**PROMPT**: Pictures aside, write every record out again word for word.

**INPUT RECORDS**:
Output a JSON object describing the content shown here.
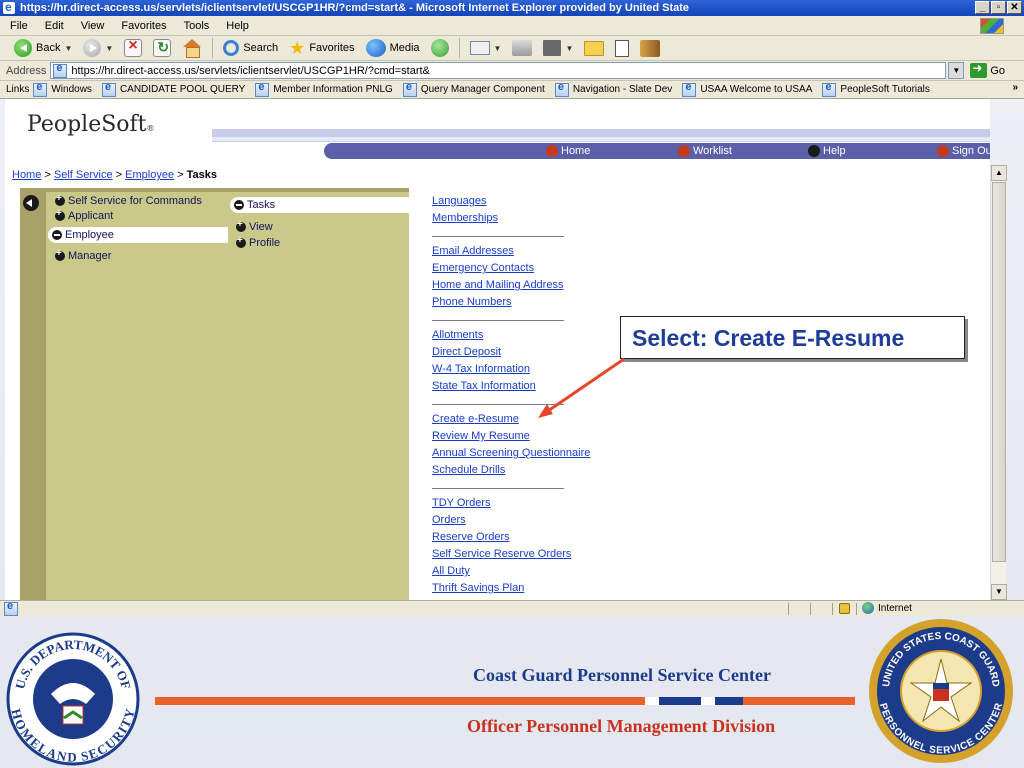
{
  "window": {
    "title": "https://hr.direct-access.us/servlets/iclientservlet/USCGP1HR/?cmd=start& - Microsoft Internet Explorer provided by United State",
    "controls": [
      "_",
      "▫",
      "✕"
    ]
  },
  "menubar": [
    "File",
    "Edit",
    "View",
    "Favorites",
    "Tools",
    "Help"
  ],
  "toolbar": {
    "back": "Back",
    "search": "Search",
    "favorites": "Favorites",
    "media": "Media"
  },
  "address": {
    "label": "Address",
    "url": "https://hr.direct-access.us/servlets/iclientservlet/USCGP1HR/?cmd=start&",
    "go": "Go"
  },
  "links": {
    "label": "Links",
    "items": [
      "Windows",
      "CANDIDATE POOL QUERY",
      "Member Information PNLG",
      "Query Manager Component",
      "Navigation - Slate Dev",
      "USAA  Welcome to USAA",
      "PeopleSoft Tutorials"
    ]
  },
  "peoplesoft": {
    "logo": "PeopleSoft",
    "logo_tm": "®",
    "nav": {
      "home": "Home",
      "worklist": "Worklist",
      "help": "Help",
      "signout": "Sign Out"
    }
  },
  "breadcrumb": {
    "home": "Home",
    "self_service": "Self Service",
    "employee": "Employee",
    "current": "Tasks",
    "sep": ">"
  },
  "menu": {
    "level1": [
      "Self Service for Commands",
      "Applicant",
      "Employee",
      "Manager"
    ],
    "level2": [
      "Tasks",
      "View",
      "Profile"
    ],
    "groups": [
      [
        "Languages",
        "Memberships"
      ],
      [
        "Email Addresses",
        "Emergency Contacts",
        "Home and Mailing Address",
        "Phone Numbers"
      ],
      [
        "Allotments",
        "Direct Deposit",
        "W-4 Tax Information",
        "State Tax Information"
      ],
      [
        "Create e-Resume",
        "Review My Resume",
        "Annual Screening Questionnaire",
        "Schedule Drills"
      ],
      [
        "TDY Orders",
        "Orders",
        "Reserve Orders",
        "Self Service Reserve Orders",
        "All Duty",
        "Thrift Savings Plan"
      ]
    ]
  },
  "status": {
    "zone": "Internet"
  },
  "callout": {
    "text": "Select: Create E-Resume"
  },
  "footer": {
    "title": "Coast Guard Personnel Service Center",
    "subtitle": "Officer Personnel Management Division"
  },
  "seals": {
    "dhs": {
      "top": "U.S. DEPARTMENT OF",
      "bottom": "HOMELAND SECURITY"
    },
    "uscg": {
      "top": "UNITED STATES COAST GUARD",
      "bottom": "PERSONNEL SERVICE CENTER"
    }
  },
  "colors": {
    "ps_nav": "#5a5fa8",
    "menu_olive": "#a8a268",
    "menu_light": "#cbc98a",
    "callout_text": "#1e3c9a",
    "footer_blue": "#1c3b8a",
    "footer_red": "#c8321e",
    "arrow": "#e8462a"
  }
}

**TASK ANSWER**:
Output a JSON object describing the content shown here.
{
  "window": {
    "title": "https://hr.direct-access.us/servlets/iclientservlet/USCGP1HR/?cmd=start& - Microsoft Internet Explorer provided by United State",
    "controls": [
      "_",
      "▫",
      "✕"
    ]
  },
  "menubar": [
    "File",
    "Edit",
    "View",
    "Favorites",
    "Tools",
    "Help"
  ],
  "toolbar": {
    "back": "Back",
    "search": "Search",
    "favorites": "Favorites",
    "media": "Media"
  },
  "address": {
    "label": "Address",
    "url": "https://hr.direct-access.us/servlets/iclientservlet/USCGP1HR/?cmd=start&",
    "go": "Go"
  },
  "links": {
    "label": "Links",
    "items": [
      "Windows",
      "CANDIDATE POOL QUERY",
      "Member Information PNLG",
      "Query Manager Component",
      "Navigation - Slate Dev",
      "USAA  Welcome to USAA",
      "PeopleSoft Tutorials"
    ]
  },
  "peoplesoft": {
    "logo": "PeopleSoft",
    "logo_tm": "®",
    "nav": {
      "home": "Home",
      "worklist": "Worklist",
      "help": "Help",
      "signout": "Sign Out"
    }
  },
  "breadcrumb": {
    "home": "Home",
    "self_service": "Self Service",
    "employee": "Employee",
    "current": "Tasks",
    "sep": ">"
  },
  "menu": {
    "level1": [
      "Self Service for Commands",
      "Applicant",
      "Employee",
      "Manager"
    ],
    "level2": [
      "Tasks",
      "View",
      "Profile"
    ],
    "groups": [
      [
        "Languages",
        "Memberships"
      ],
      [
        "Email Addresses",
        "Emergency Contacts",
        "Home and Mailing Address",
        "Phone Numbers"
      ],
      [
        "Allotments",
        "Direct Deposit",
        "W-4 Tax Information",
        "State Tax Information"
      ],
      [
        "Create e-Resume",
        "Review My Resume",
        "Annual Screening Questionnaire",
        "Schedule Drills"
      ],
      [
        "TDY Orders",
        "Orders",
        "Reserve Orders",
        "Self Service Reserve Orders",
        "All Duty",
        "Thrift Savings Plan"
      ]
    ]
  },
  "status": {
    "zone": "Internet"
  },
  "callout": {
    "text": "Select: Create E-Resume"
  },
  "footer": {
    "title": "Coast Guard Personnel Service Center",
    "subtitle": "Officer Personnel Management Division"
  },
  "seals": {
    "dhs": {
      "top": "U.S. DEPARTMENT OF",
      "bottom": "HOMELAND SECURITY"
    },
    "uscg": {
      "top": "UNITED STATES COAST GUARD",
      "bottom": "PERSONNEL SERVICE CENTER"
    }
  },
  "colors": {
    "ps_nav": "#5a5fa8",
    "menu_olive": "#a8a268",
    "menu_light": "#cbc98a",
    "callout_text": "#1e3c9a",
    "footer_blue": "#1c3b8a",
    "footer_red": "#c8321e",
    "arrow": "#e8462a"
  }
}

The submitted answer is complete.